722 link="http://en.wikipedia.org/wiki/Java_programming_language">Wikipedia's
723 entry for Java</uri>
724 </li>
175</ul> 725</ul>
176</body>
177</section>
178</chapter>
179<chapter>
180<title>Caveats</title>
181<section>
182<title>General</title>
183<body>
184<p>If you select a JRE as your default VM, you may not have a
185<c>javac</c> command handy at all times, unless you have manually
186installed a symlink to take care of that.</p>
187 726
188<p>Jikes will be used to compile some of the largest packages, if it
189is available. With time, we hope to be able to compile all
190java-dependent packages with Jikes, so some dependencies on the JDK
191can be replaced with a dependency on the JRE.</p>
192
193<p>With some versions of Portage, doing an <c>emerge --world
194update</c> will install the JDK regardless if whether you have it
195installed before or not.
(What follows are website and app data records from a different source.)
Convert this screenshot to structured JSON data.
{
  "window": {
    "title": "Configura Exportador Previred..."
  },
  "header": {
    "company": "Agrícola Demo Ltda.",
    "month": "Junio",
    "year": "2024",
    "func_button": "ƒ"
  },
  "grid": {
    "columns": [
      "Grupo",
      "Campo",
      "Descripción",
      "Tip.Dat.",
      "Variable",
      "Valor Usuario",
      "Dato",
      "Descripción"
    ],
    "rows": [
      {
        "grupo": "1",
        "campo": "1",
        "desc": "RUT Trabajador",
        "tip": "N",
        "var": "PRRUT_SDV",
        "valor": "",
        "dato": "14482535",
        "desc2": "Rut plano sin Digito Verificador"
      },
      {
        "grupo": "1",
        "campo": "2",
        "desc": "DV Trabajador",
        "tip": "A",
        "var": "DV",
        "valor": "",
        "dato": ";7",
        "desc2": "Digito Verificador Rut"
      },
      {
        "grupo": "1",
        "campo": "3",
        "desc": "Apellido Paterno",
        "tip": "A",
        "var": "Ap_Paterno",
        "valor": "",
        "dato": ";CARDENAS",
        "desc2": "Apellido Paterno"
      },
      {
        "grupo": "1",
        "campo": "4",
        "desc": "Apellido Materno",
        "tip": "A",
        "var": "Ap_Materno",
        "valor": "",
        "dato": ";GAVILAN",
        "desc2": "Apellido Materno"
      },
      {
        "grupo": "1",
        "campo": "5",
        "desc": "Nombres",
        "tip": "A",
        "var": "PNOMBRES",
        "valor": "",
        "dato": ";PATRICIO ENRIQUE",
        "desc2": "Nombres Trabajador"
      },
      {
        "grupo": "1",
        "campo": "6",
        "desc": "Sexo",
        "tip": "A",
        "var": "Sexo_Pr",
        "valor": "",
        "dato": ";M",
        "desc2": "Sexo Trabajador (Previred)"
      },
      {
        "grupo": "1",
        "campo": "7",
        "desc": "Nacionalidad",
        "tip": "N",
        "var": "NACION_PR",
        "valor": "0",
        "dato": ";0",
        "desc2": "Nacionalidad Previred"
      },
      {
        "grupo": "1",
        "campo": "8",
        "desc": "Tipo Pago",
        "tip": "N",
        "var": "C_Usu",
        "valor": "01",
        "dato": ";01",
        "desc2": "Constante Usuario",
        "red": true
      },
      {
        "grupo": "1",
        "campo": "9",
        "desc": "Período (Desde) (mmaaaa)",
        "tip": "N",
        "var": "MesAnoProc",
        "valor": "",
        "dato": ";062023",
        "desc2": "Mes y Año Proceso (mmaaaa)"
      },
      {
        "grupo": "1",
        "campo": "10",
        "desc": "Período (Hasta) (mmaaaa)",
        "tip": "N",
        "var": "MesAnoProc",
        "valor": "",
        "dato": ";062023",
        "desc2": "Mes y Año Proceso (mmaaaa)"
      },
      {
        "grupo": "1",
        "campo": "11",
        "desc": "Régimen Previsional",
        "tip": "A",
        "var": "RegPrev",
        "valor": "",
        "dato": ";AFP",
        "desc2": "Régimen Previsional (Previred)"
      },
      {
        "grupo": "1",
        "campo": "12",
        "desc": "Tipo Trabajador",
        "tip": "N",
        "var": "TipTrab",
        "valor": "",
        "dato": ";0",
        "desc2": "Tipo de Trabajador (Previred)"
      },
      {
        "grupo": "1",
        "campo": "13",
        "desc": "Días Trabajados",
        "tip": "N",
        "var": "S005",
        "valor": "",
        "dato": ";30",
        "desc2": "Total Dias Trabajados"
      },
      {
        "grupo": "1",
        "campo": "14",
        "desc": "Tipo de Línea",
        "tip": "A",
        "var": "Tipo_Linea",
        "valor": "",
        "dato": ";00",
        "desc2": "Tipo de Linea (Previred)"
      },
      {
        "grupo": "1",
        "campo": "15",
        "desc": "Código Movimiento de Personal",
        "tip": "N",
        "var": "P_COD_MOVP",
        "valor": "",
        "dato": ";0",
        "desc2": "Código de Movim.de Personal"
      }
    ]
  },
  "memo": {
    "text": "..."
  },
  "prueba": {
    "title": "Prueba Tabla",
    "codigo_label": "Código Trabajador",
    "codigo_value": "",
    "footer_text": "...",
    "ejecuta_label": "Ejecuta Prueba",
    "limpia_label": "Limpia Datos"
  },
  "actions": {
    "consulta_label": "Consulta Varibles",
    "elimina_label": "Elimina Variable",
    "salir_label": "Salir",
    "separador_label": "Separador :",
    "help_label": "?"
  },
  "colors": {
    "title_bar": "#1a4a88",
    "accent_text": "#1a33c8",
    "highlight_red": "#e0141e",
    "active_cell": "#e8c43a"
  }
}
This is a known bug addressed in later
196versions of Portage.</p>
197</body> 727</body>
198</section> 728</section>
199</chapter> 729</chapter>
200</guide> 730</guide>

Legend:
Removed from v.1.1  
changed lines
  Added in v.1.34

  ViewVC Help
Powered by ViewVC 1.1.20